Especially if you’re thinking about filing bankruptcy, resist the urge to rack up a big credit card bill for Christmas and other holiday gifts. Otherwise you may find your hands tied about what debts you can write off in bankruptcy or even when you can file your case. But before getting to these legal reasons, there are some more basic ones.
When money is tight, your anxiety about paying for gifts and for special meals clouds the holidays. If you have room on your credit cards, and very little disposable income, the temptation to use the credit cards is just about irresistible. We live in a rather materialistic culture, so when we express our love and affection through gifts we tend to let their price carry too much meaning. We feel that an expensive gift shows how close we are to someone. We also let the gifts we give, and their price, define us and our own worth. We’re no good if you can’t give our loved ones nice gifts. That’s especially true with our spouse or that someone special, and with our kids. If we can’t give our sweetheart something really special, if we don’t fill under the Christmas tree for our kids, then we feel like we are not a very good spouse, friend, or parent. We don’t want to disappoint them, and have them be disappointed in us.
This feeling may be especially intense if there is tension in the marriage, or within the household, often the case when there are intense financial pressures. It can be a vicious cycle.
In our hearts we know that the price of gift is not a true measure of the extent of our love, and certainly that gifts don’t buy love. To help you follow your wiser impulses, here are three suggestions.
First, give gifts appropriate to your financial circumstances, no matter how modest those gifts may be. That is the only responsible way, and in fact shows your love—especially to family members—a lot more than if you gave gifts you could not afford.
Second, put the energy that you would put into fretting about how to pay for a relatively expensive gift instead into creatively thinking about an appropriately priced perfect gift. Come up with something that reflects the connection between the two of you, one that the person will enjoy but also shows that you really put your heart into it.
Third, whenever possible communicate honestly with your loved ones about your financial constraints. This has to be done the right way, preserving your own dignity, and appropriate for the relationship—different for extended family, spouse, your children. Instead of being negative, it can be a constructive conversation about priorities, honesty, and what love is really all about.

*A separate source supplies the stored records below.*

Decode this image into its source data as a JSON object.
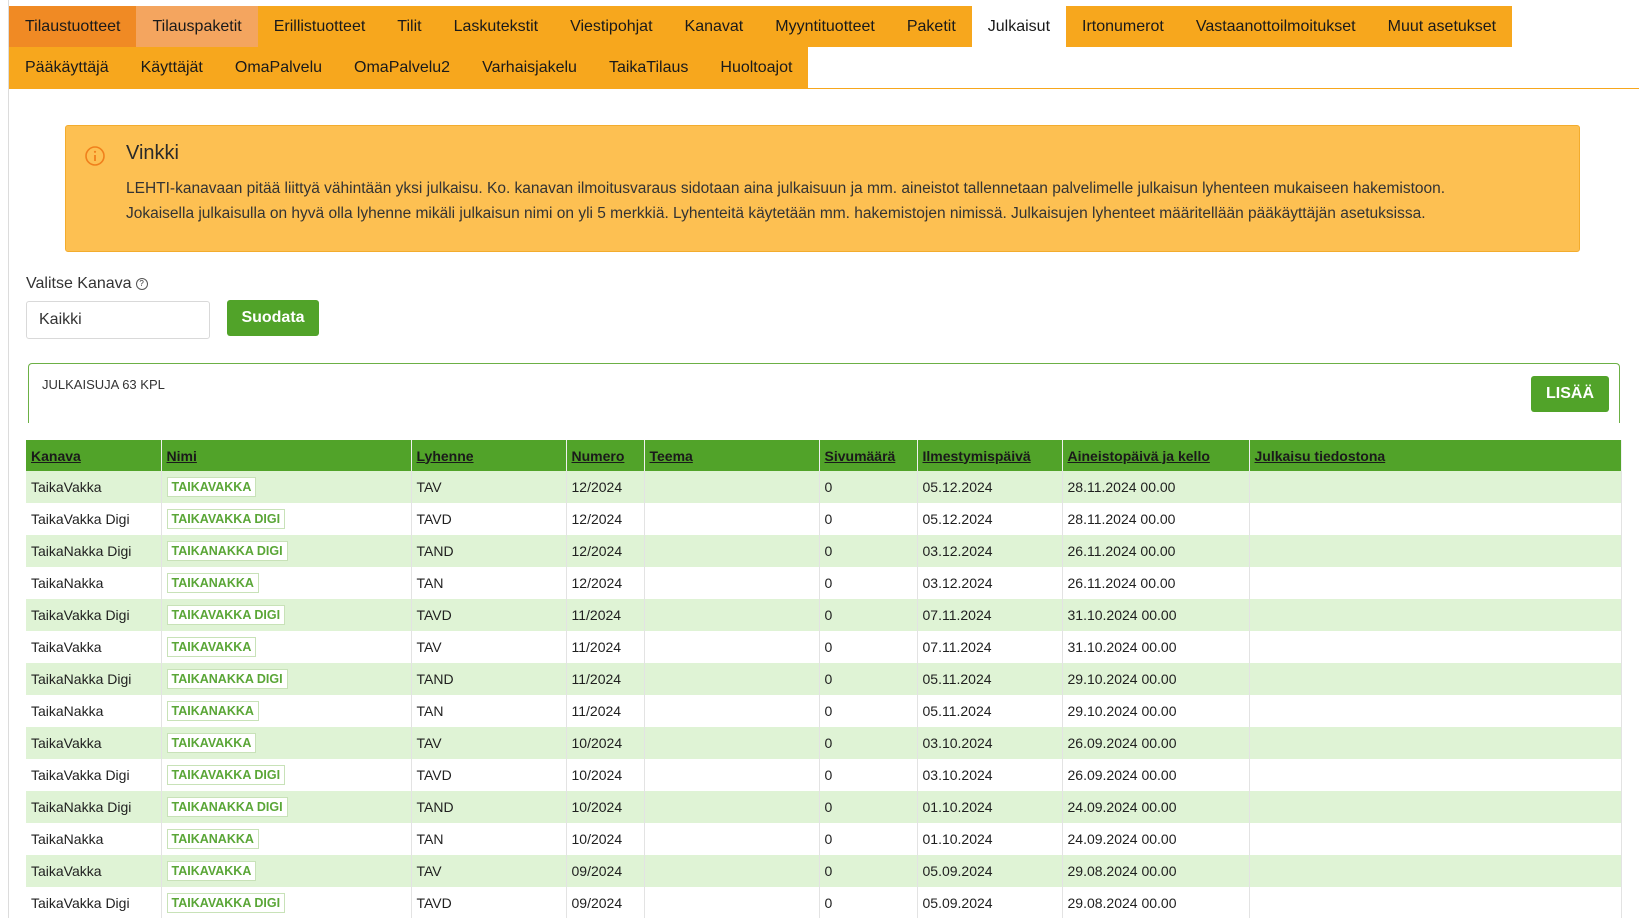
{
  "tabs": {
    "row1": [
      "Tilaustuotteet",
      "Tilauspaketit",
      "Erillistuotteet",
      "Tilit",
      "Laskutekstit",
      "Viestipohjat",
      "Kanavat",
      "Myyntituotteet",
      "Paketit",
      "Julkaisut",
      "Irtonumerot",
      "Vastaanottoilmoitukset",
      "Muut asetukset"
    ],
    "row2": [
      "Pääkäyttäjä",
      "Käyttäjät",
      "OmaPalvelu",
      "OmaPalvelu2",
      "Varhaisjakelu",
      "TaikaTilaus",
      "Huoltoajot"
    ],
    "active": "Julkaisut"
  },
  "tip": {
    "title": "Vinkki",
    "line1": "LEHTI-kanavaan pitää liittyä vähintään yksi julkaisu. Ko. kanavan ilmoitusvaraus sidotaan aina julkaisuun ja mm. aineistot tallennetaan palvelimelle julkaisun lyhenteen mukaiseen hakemistoon.",
    "line2": "Jokaisella julkaisulla on hyvä olla lyhenne mikäli julkaisun nimi on yli 5 merkkiä. Lyhenteitä käytetään mm. hakemistojen nimissä. Julkaisujen lyhenteet määritellään pääkäyttäjän asetuksissa.",
    "icon": "info-circle-icon",
    "color": "#fdc052"
  },
  "filter": {
    "label": "Valitse Kanava",
    "selected": "Kaikki",
    "button": "Suodata"
  },
  "panel": {
    "count_label": "JULKAISUJA 63 KPL",
    "add_button": "LISÄÄ"
  },
  "table": {
    "columns": [
      "Kanava",
      "Nimi",
      "Lyhenne",
      "Numero",
      "Teema",
      "Sivumäärä",
      "Ilmestymispäivä",
      "Aineistopäivä ja kello",
      "Julkaisu tiedostona"
    ],
    "rows": [
      [
        "TaikaVakka",
        "TAIKAVAKKA",
        "TAV",
        "12/2024",
        "",
        "0",
        "05.12.2024",
        "28.11.2024 00.00",
        ""
      ],
      [
        "TaikaVakka Digi",
        "TAIKAVAKKA DIGI",
        "TAVD",
        "12/2024",
        "",
        "0",
        "05.12.2024",
        "28.11.2024 00.00",
        ""
      ],
      [
        "TaikaNakka Digi",
        "TAIKANAKKA DIGI",
        "TAND",
        "12/2024",
        "",
        "0",
        "03.12.2024",
        "26.11.2024 00.00",
        ""
      ],
      [
        "TaikaNakka",
        "TAIKANAKKA",
        "TAN",
        "12/2024",
        "",
        "0",
        "03.12.2024",
        "26.11.2024 00.00",
        ""
      ],
      [
        "TaikaVakka Digi",
        "TAIKAVAKKA DIGI",
        "TAVD",
        "11/2024",
        "",
        "0",
        "07.11.2024",
        "31.10.2024 00.00",
        ""
      ],
      [
        "TaikaVakka",
        "TAIKAVAKKA",
        "TAV",
        "11/2024",
        "",
        "0",
        "07.11.2024",
        "31.10.2024 00.00",
        ""
      ],
      [
        "TaikaNakka Digi",
        "TAIKANAKKA DIGI",
        "TAND",
        "11/2024",
        "",
        "0",
        "05.11.2024",
        "29.10.2024 00.00",
        ""
      ],
      [
        "TaikaNakka",
        "TAIKANAKKA",
        "TAN",
        "11/2024",
        "",
        "0",
        "05.11.2024",
        "29.10.2024 00.00",
        ""
      ],
      [
        "TaikaVakka",
        "TAIKAVAKKA",
        "TAV",
        "10/2024",
        "",
        "0",
        "03.10.2024",
        "26.09.2024 00.00",
        ""
      ],
      [
        "TaikaVakka Digi",
        "TAIKAVAKKA DIGI",
        "TAVD",
        "10/2024",
        "",
        "0",
        "03.10.2024",
        "26.09.2024 00.00",
        ""
      ],
      [
        "TaikaNakka Digi",
        "TAIKANAKKA DIGI",
        "TAND",
        "10/2024",
        "",
        "0",
        "01.10.2024",
        "24.09.2024 00.00",
        ""
      ],
      [
        "TaikaNakka",
        "TAIKANAKKA",
        "TAN",
        "10/2024",
        "",
        "0",
        "01.10.2024",
        "24.09.2024 00.00",
        ""
      ],
      [
        "TaikaVakka",
        "TAIKAVAKKA",
        "TAV",
        "09/2024",
        "",
        "0",
        "05.09.2024",
        "29.08.2024 00.00",
        ""
      ],
      [
        "TaikaVakka Digi",
        "TAIKAVAKKA DIGI",
        "TAVD",
        "09/2024",
        "",
        "0",
        "05.09.2024",
        "29.08.2024 00.00",
        ""
      ]
    ]
  },
  "colors": {
    "tab_orange": "#f7a71d",
    "tab_first": "#f08a24",
    "green": "#51a329",
    "row_green": "#dff3d5"
  }
}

I know, this is lots easier said than done.
To help motivate you, in my next blog I’ll give you some legal reasons why piling holiday charges onto your credit cards can tie your hands in ways you don’t expect.